Borat: Cultural Learnings of America For Make Benefit Glorious Nation Of Kazakhstan Larry Charles

Even if you’ve seen all the episodes from Da Ali G Show you’re not prepared for the emotional rollercoaster you embark upon when viewing the feature length debut of Sacha Baron Cohen’s Kazakhstani alias, Borat. Having learned a thing or two since the mediocre Ali G film, Cohen relies on what works best and catches the real-life American public off guard with his anti-Semantic, sexist and overly obscene comments as a news reporter from Kazakhstan visiting some of the most redneck parts of the States. This is where the human case study begins, as we see incredibly rude and sometimes violent reactions from people toward their experiences with Borat, although occasionally you see how tolerant people can be. Cohen manages to pull off moments that have never been seen before in any medium, such as having the absolute nerves of steel to enter an occupied elevator completely naked, which soon switches to a conference attended by hundreds.
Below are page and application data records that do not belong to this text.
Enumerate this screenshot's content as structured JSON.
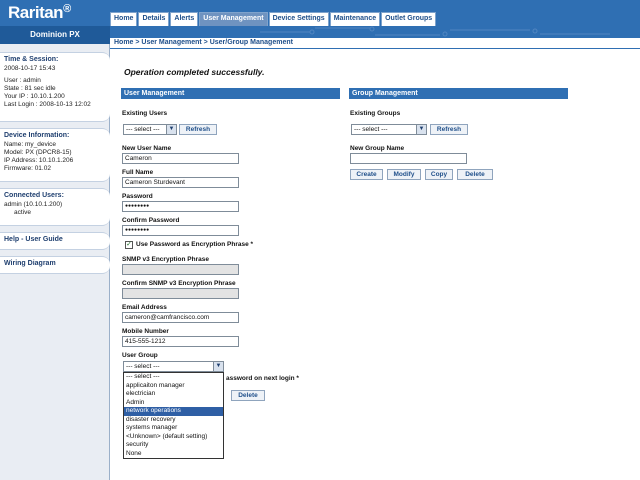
{
  "brand": {
    "logo": "Raritan",
    "logo_mark": "®",
    "product": "Dominion PX"
  },
  "nav": {
    "tabs": [
      {
        "label": "Home"
      },
      {
        "label": "Details"
      },
      {
        "label": "Alerts"
      },
      {
        "label": "User Management"
      },
      {
        "label": "Device Settings"
      },
      {
        "label": "Maintenance"
      },
      {
        "label": "Outlet Groups"
      }
    ],
    "active_tab": 3,
    "breadcrumb": "Home > User Management > User/Group Management"
  },
  "sidebar": {
    "time_session": {
      "heading": "Time & Session:",
      "datetime": "2008-10-17 15:43",
      "user": "User : admin",
      "state": "State : 81 sec idle",
      "ip": "Your IP : 10.10.1.200",
      "last_login": "Last Login : 2008-10-13 12:02"
    },
    "device_info": {
      "heading": "Device Information:",
      "name": "Name: my_device",
      "model": "Model: PX (DPCR8-15)",
      "ip": "IP Address: 10.10.1.206",
      "firmware": "Firmware: 01.02"
    },
    "connected_users": {
      "heading": "Connected Users:",
      "user": "admin (10.10.1.200)",
      "status": "active"
    },
    "help_link": "Help - User Guide",
    "wiring_link": "Wiring Diagram"
  },
  "status_message": "Operation completed successfully.",
  "user_mgmt": {
    "heading": "User Management",
    "existing_users_label": "Existing Users",
    "existing_users_value": "--- select ---",
    "refresh_label": "Refresh",
    "new_user_name_label": "New User Name",
    "new_user_name_value": "Cameron",
    "full_name_label": "Full Name",
    "full_name_value": "Cameron Sturdevant",
    "password_label": "Password",
    "password_value": "●●●●●●●●",
    "confirm_password_label": "Confirm Password",
    "confirm_password_value": "●●●●●●●●",
    "encryption_checkbox_label": "Use Password as Encryption Phrase *",
    "encryption_checked": true,
    "snmp_label": "SNMP v3 Encryption Phrase",
    "snmp_confirm_label": "Confirm SNMP v3 Encryption Phrase",
    "email_label": "Email Address",
    "email_value": "cameron@camfrancisco.com",
    "mobile_label": "Mobile Number",
    "mobile_value": "415-555-1212",
    "user_group_label": "User Group",
    "user_group_value": "--- select ---",
    "user_group_options": [
      "--- select ---",
      "applicaiton manager",
      "electrician",
      "Admin",
      "network operations",
      "disaster recovery",
      "systems manager",
      "<Unknown> (default setting)",
      "security",
      "None"
    ],
    "highlighted_option": 4,
    "password_next_login_label": "assword on next login *",
    "delete_label": "Delete"
  },
  "group_mgmt": {
    "heading": "Group Management",
    "existing_groups_label": "Existing Groups",
    "existing_groups_value": "--- select ---",
    "refresh_label": "Refresh",
    "new_group_name_label": "New Group Name",
    "new_group_name_value": "",
    "create_label": "Create",
    "modify_label": "Modify",
    "copy_label": "Copy",
    "delete_label": "Delete"
  },
  "colors": {
    "brand_blue": "#2f6fb3",
    "brand_dark": "#1f5a99",
    "active_tab": "#6f93c0",
    "highlight": "#2f5fa5"
  },
  "icons": {
    "dropdown": "chevron-down-icon",
    "checkbox": "checkmark-icon"
  }
}
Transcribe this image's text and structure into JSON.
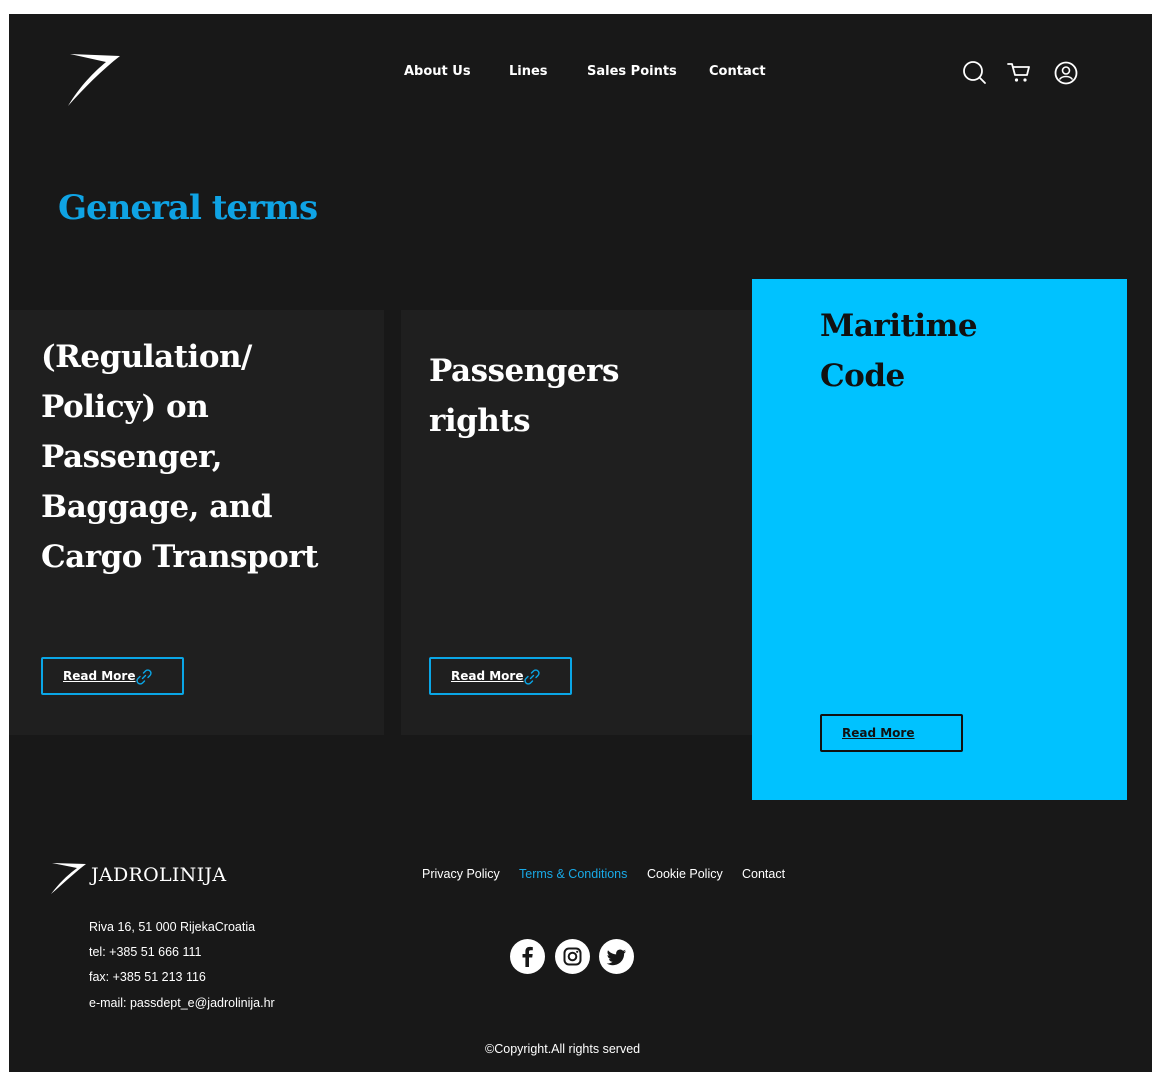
{
  "nav": {
    "items": [
      {
        "label": "About Us"
      },
      {
        "label": "Lines"
      },
      {
        "label": "Sales Points"
      },
      {
        "label": "Contact"
      }
    ],
    "icons": [
      "search-icon",
      "cart-icon",
      "user-icon"
    ]
  },
  "page": {
    "title": "General terms"
  },
  "cards": [
    {
      "title_lines": [
        "(Regulation/",
        "Policy) on",
        "Passenger,",
        "Baggage, and",
        "Cargo Transport"
      ],
      "button": "Read More",
      "icon": "link-icon"
    },
    {
      "title_lines": [
        "Passengers",
        "rights"
      ],
      "button": "Read More",
      "icon": "link-icon"
    },
    {
      "title_lines": [
        "Maritime",
        "Code"
      ],
      "button": "Read More"
    }
  ],
  "footer": {
    "brand": "JADROLINIJA",
    "address": "Riva 16, 51 000 RijekaCroatia",
    "tel": "tel: +385 51 666 111",
    "fax": "fax: +385 51 213 116",
    "email": "e-mail: passdept_e@jadrolinija.hr",
    "links": [
      {
        "label": "Privacy Policy"
      },
      {
        "label": "Terms & Conditions"
      },
      {
        "label": "Cookie Policy"
      },
      {
        "label": "Contact"
      }
    ],
    "social": [
      "facebook-icon",
      "instagram-icon",
      "twitter-icon"
    ],
    "copyright": "©Copyright.All rights served"
  },
  "colors": {
    "background": "#181818",
    "card": "#1f1f1f",
    "accent": "#00c2ff",
    "title": "#0fa3e4"
  }
}
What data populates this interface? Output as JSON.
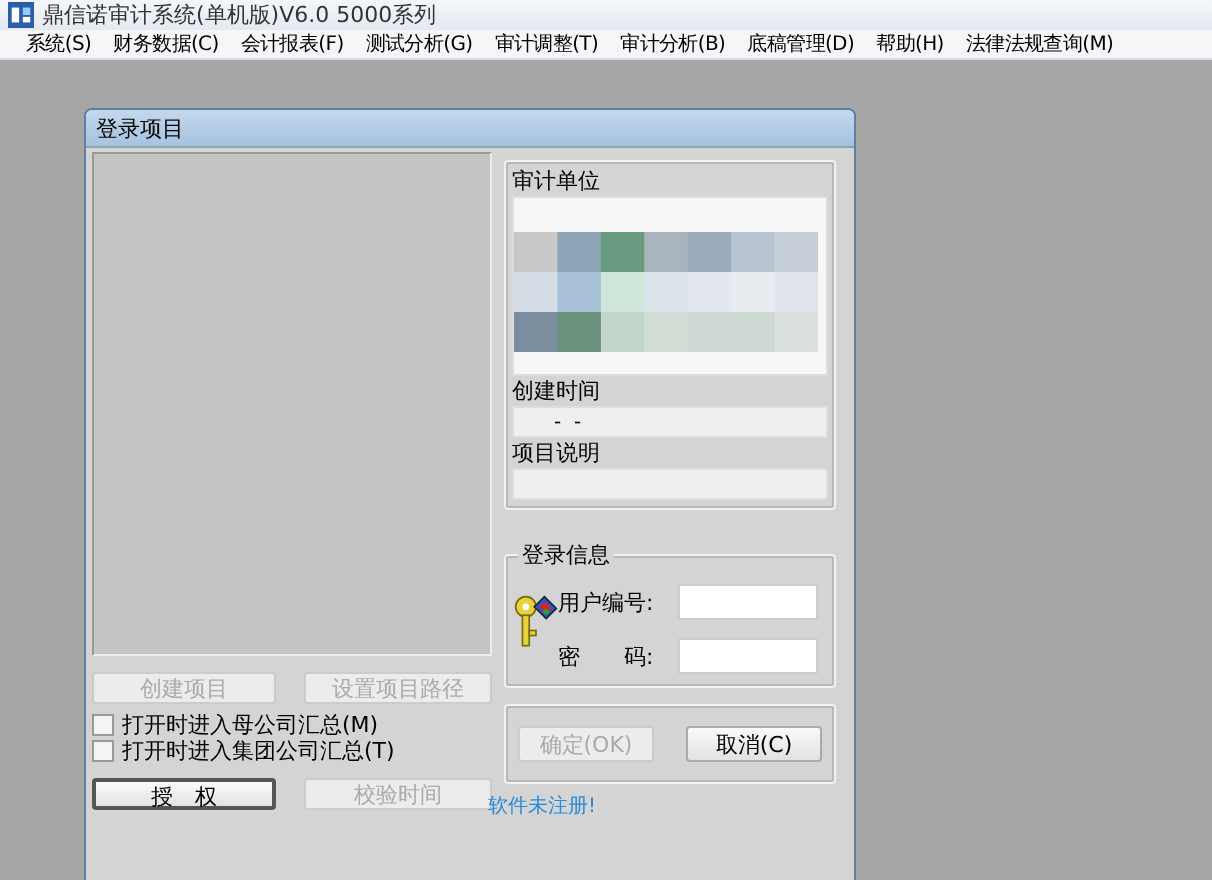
{
  "window": {
    "title": "鼎信诺审计系统(单机版)V6.0 5000系列"
  },
  "menu": [
    {
      "label": "系统(S)"
    },
    {
      "label": "财务数据(C)"
    },
    {
      "label": "会计报表(F)"
    },
    {
      "label": "测试分析(G)"
    },
    {
      "label": "审计调整(T)"
    },
    {
      "label": "审计分析(B)"
    },
    {
      "label": "底稿管理(D)"
    },
    {
      "label": "帮助(H)"
    },
    {
      "label": "法律法规查询(M)"
    }
  ],
  "dialog": {
    "title": "登录项目",
    "project_buttons": [
      {
        "label": "创建项目",
        "disabled": true
      },
      {
        "label": "设置项目路径",
        "disabled": true
      }
    ],
    "options": [
      {
        "label": "打开时进入母公司汇总(M)",
        "checked": false
      },
      {
        "label": "打开时进入集团公司汇总(T)",
        "checked": false
      }
    ],
    "bottom_buttons": [
      {
        "label": "授　权",
        "disabled": false
      },
      {
        "label": "校验时间",
        "disabled": true
      }
    ],
    "project_info": {
      "audit_unit": {
        "label": "审计单位"
      },
      "created_time": {
        "label": "创建时间",
        "value": "-  -"
      },
      "description": {
        "label": "项目说明"
      }
    },
    "login": {
      "title": "登录信息",
      "fields": [
        {
          "label": "用户编号:"
        },
        {
          "label": "密　　码:"
        }
      ]
    },
    "actions": [
      {
        "label": "确定(OK)",
        "disabled": true
      },
      {
        "label": "取消(C)",
        "disabled": false
      }
    ],
    "status_link": "软件未注册!"
  }
}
There are moments that are almost unbearable and moments that will leave you in tears, making Borat one of the most sensational viewing experiences you’re likely to ever have. The DVD doesn’t have a ton of extras but there are a few deleted scenes that are equally as good as what made the film, including an unbelievably patient grocery store employee taking the time to say "that’s cheese” or "that’s butter” to Borat’s non-stop questions about produce, which go on for ages. The best extra feature is Cohen’s film festival appearances, which document the phenomenon that his character created attending the screenings of his film the world over, with most in attendance treating him like royalty and letting him know that he’s their "hero.” It makes you feel slightly less horrible for the antique storeowner whose wares were trashed because now he surely feels honoured to be a part of this bizarre phenomenon. (Fox)